5. The Man in a High Castle, Philip K. Dick (1962) — most sci-fi fans know this famous alternate history of WWII…. Not only was I Ching supposedly used as an external narrative dictating principle by Dick himself but a novel appears within the book describing what really happened in WWII…. A delightful work and an easy way to introduce people to metafiction. Kingsely Amis, in his alternate history novel The Alteration (1976) in which the Reformation never happened, pays homage to PKD’s novel by including a book named The Man in a High Castle describing the world in which the Reformation occurred.
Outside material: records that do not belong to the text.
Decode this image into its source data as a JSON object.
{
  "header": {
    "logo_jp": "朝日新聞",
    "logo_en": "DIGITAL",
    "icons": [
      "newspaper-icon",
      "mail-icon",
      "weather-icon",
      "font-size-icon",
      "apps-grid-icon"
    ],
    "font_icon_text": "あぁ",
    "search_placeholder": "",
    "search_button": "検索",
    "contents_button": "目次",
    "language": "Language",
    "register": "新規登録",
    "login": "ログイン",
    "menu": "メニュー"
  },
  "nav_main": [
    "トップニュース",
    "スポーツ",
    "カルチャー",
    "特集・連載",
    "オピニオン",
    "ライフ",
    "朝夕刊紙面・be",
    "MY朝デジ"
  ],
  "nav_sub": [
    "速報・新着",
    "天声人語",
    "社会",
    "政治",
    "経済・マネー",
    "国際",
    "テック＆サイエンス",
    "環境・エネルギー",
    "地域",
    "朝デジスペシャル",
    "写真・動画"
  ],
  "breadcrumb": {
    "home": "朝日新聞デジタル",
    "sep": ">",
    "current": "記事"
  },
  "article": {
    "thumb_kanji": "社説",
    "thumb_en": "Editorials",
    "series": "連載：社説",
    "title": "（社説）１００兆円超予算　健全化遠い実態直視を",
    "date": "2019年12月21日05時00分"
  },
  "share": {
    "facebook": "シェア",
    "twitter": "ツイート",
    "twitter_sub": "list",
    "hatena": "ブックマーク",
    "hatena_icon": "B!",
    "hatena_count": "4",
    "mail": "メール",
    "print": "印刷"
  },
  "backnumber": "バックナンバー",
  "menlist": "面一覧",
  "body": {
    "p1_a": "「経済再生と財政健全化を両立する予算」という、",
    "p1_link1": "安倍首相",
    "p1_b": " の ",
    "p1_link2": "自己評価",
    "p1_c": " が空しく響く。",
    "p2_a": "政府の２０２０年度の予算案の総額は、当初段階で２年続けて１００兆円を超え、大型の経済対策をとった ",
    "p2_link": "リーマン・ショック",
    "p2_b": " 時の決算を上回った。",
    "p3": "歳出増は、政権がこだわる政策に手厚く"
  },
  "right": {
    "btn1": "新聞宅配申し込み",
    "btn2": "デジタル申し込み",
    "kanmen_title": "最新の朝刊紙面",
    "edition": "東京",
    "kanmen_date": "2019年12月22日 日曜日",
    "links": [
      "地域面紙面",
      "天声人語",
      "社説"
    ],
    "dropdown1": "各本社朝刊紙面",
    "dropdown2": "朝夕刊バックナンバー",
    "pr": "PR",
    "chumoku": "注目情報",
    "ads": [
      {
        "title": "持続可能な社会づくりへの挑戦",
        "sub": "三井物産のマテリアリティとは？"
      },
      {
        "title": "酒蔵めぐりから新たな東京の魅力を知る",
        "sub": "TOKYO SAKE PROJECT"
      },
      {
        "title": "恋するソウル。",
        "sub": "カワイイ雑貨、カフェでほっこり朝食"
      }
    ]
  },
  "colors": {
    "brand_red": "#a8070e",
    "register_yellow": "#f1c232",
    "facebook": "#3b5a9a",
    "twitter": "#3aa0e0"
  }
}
6. The Einstein Intersection, Samuel R. Delany (1967) — a bizarre tale, as are most of Delany’s works, where Delany’s own diaristic travel experiences feature heavily before each chapter… The interplay between the actual narrative and his interjections can be intriguing (although, when I first read the book years ago I found it more frustrating than not — but, it is often downright poetic).
7. Revelations, Brian N. Malzberg (1972) (REVIEW) — The entire novel is comprised of the contents of the main character’s drawer — fragments of diary entries, interviews, show transcripts, letters. Malzberg manages to weave together all these fragments into something cohesive and fascinating.
An honorable mention goes to Malzberg’s Guernica Night (1975) (REVIEW) — The author himself enters the narrative and recounts a dream he had about the person to whom the novel is dedicated: “And so it is night, and I dream that I am talking to Gil Orlovitz (1919-1973) once again, perhaps in a state of dreaming, perhaps waking, one is not sure; night is unjointed as one ages. ‘Use artifice,’ Orlovitz counsels, ‘use artifice, use art, use masks, the manipulation of masks behind which the truth may be given, because only the masks are universe, and only the deceits count'” (124). Of course, these are key concepts to “understand” the story he has told.
What are your favorites? Your top 5? Your favorite metafictional short stories?
For more LISTS and ARTICLES consult the INDEX.